Throughout the records below, find each line holding "Plane" and copy it.

[Opening THE RECORDS section]

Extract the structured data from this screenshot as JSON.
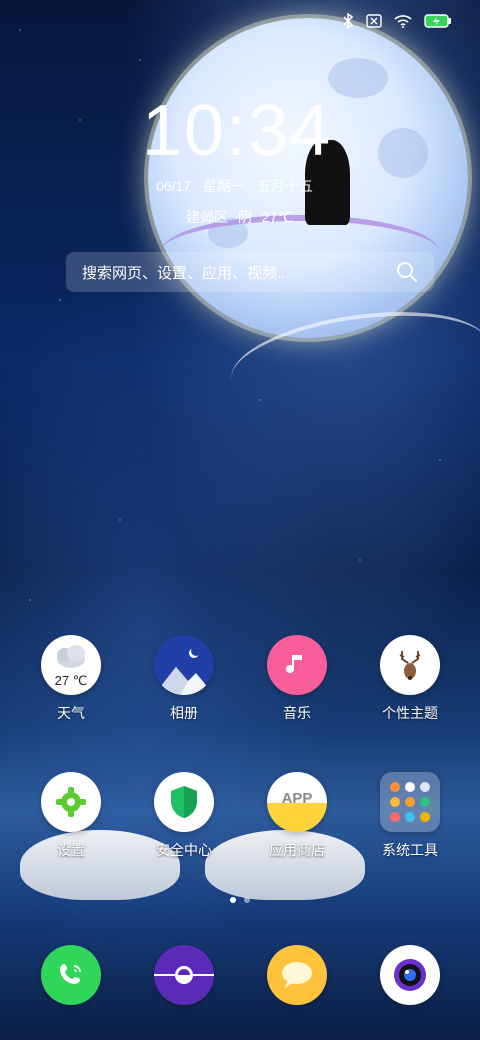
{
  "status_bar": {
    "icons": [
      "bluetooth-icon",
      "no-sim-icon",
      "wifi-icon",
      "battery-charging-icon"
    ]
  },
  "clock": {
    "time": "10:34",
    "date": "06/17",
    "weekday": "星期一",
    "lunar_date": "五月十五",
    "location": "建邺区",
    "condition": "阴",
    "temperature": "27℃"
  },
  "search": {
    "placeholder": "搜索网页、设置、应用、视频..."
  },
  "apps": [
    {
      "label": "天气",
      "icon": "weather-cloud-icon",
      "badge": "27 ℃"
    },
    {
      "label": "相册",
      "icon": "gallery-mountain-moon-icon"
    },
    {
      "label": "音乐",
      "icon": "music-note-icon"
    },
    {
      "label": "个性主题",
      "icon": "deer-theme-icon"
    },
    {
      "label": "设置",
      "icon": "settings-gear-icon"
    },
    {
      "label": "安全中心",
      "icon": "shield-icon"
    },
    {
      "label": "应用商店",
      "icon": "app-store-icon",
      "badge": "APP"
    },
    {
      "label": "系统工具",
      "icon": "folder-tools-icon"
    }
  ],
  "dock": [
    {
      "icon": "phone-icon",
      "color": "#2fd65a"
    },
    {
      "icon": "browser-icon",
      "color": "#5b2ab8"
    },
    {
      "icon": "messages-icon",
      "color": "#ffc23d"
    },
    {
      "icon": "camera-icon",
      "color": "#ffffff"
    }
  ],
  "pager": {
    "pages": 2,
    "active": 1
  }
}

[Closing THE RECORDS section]
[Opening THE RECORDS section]

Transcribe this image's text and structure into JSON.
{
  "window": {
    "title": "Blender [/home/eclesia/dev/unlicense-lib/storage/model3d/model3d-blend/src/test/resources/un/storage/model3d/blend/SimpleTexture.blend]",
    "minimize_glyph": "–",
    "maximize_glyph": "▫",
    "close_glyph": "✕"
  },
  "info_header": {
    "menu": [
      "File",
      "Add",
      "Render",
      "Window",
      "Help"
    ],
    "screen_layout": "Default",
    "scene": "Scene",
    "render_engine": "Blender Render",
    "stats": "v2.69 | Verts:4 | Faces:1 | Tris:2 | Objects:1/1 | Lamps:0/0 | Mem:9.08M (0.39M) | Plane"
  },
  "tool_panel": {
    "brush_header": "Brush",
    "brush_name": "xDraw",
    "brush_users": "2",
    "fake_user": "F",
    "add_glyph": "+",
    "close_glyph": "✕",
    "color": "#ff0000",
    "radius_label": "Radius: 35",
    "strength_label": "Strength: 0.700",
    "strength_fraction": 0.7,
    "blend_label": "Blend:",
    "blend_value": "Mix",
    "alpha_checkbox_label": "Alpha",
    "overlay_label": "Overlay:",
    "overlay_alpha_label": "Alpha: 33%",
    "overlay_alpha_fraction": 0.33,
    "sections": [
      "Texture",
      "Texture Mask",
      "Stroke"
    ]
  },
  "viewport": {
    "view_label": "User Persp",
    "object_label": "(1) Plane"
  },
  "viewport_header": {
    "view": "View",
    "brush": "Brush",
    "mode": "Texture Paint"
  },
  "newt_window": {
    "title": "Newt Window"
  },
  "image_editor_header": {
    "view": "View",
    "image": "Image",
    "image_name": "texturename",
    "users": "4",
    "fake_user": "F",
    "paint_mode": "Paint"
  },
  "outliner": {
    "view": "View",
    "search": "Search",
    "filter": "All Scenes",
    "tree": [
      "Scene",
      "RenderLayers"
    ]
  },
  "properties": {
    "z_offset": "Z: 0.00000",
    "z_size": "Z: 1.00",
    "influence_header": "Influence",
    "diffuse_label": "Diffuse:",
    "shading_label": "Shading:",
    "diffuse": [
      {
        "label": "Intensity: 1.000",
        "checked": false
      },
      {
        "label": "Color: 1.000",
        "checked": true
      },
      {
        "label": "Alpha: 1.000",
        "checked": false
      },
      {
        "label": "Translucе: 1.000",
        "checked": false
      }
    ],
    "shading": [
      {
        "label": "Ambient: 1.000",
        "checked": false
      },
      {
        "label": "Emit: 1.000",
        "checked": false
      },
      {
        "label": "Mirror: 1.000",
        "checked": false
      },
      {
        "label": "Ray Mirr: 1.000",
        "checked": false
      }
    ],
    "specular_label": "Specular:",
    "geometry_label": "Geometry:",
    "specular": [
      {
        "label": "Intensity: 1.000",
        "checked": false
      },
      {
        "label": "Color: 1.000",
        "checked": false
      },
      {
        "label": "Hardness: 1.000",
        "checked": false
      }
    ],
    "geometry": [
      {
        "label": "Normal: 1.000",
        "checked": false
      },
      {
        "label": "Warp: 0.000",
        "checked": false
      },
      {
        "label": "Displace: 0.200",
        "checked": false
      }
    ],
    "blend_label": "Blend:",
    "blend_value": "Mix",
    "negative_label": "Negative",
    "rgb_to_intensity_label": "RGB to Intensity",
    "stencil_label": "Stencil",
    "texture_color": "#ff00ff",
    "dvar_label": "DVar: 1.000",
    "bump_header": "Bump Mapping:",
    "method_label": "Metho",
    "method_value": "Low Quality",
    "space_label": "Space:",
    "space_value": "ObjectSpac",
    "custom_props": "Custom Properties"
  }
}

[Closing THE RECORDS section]
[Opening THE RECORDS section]

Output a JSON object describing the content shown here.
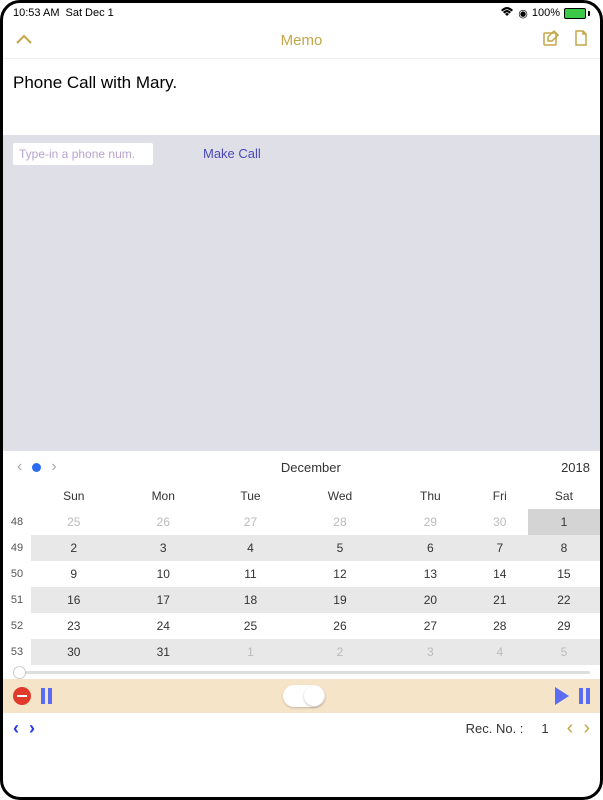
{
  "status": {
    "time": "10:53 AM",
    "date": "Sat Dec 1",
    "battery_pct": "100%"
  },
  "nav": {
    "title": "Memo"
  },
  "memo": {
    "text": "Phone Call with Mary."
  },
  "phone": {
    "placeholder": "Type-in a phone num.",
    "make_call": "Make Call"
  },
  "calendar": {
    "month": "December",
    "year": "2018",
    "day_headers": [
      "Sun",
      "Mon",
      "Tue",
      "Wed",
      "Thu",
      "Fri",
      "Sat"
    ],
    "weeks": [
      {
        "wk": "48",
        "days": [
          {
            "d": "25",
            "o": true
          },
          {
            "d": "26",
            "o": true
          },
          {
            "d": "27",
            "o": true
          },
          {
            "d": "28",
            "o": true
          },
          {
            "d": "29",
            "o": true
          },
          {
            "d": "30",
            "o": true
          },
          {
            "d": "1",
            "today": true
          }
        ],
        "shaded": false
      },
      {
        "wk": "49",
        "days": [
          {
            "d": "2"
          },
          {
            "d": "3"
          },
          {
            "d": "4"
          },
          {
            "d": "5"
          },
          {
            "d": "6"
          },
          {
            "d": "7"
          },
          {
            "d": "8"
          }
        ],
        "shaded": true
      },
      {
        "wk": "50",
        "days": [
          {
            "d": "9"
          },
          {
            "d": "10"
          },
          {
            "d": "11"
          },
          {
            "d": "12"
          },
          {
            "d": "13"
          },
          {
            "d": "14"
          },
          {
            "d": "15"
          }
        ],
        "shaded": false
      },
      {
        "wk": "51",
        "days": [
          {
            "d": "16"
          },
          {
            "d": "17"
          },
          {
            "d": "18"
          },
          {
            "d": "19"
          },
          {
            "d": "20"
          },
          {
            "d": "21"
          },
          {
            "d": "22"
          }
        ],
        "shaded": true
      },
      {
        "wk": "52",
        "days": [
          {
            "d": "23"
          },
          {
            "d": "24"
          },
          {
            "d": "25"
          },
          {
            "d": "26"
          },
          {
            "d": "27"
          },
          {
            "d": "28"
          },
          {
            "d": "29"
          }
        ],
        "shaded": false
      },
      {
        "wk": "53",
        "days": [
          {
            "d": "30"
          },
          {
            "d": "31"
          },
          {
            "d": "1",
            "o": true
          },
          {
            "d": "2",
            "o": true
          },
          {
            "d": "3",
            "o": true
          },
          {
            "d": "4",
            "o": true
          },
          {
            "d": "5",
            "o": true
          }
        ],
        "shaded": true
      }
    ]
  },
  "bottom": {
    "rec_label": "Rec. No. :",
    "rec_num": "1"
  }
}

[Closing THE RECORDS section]

◆ ANSWER FOR THIS EXERCISE
    "stats": "v2.69 | Verts:4 | Faces:1 | Tris:2 | Objects:1/1 | Lamps:0/0 | Mem:9.08M (0.39M) | Plane"
    "object_label": "(1) Plane"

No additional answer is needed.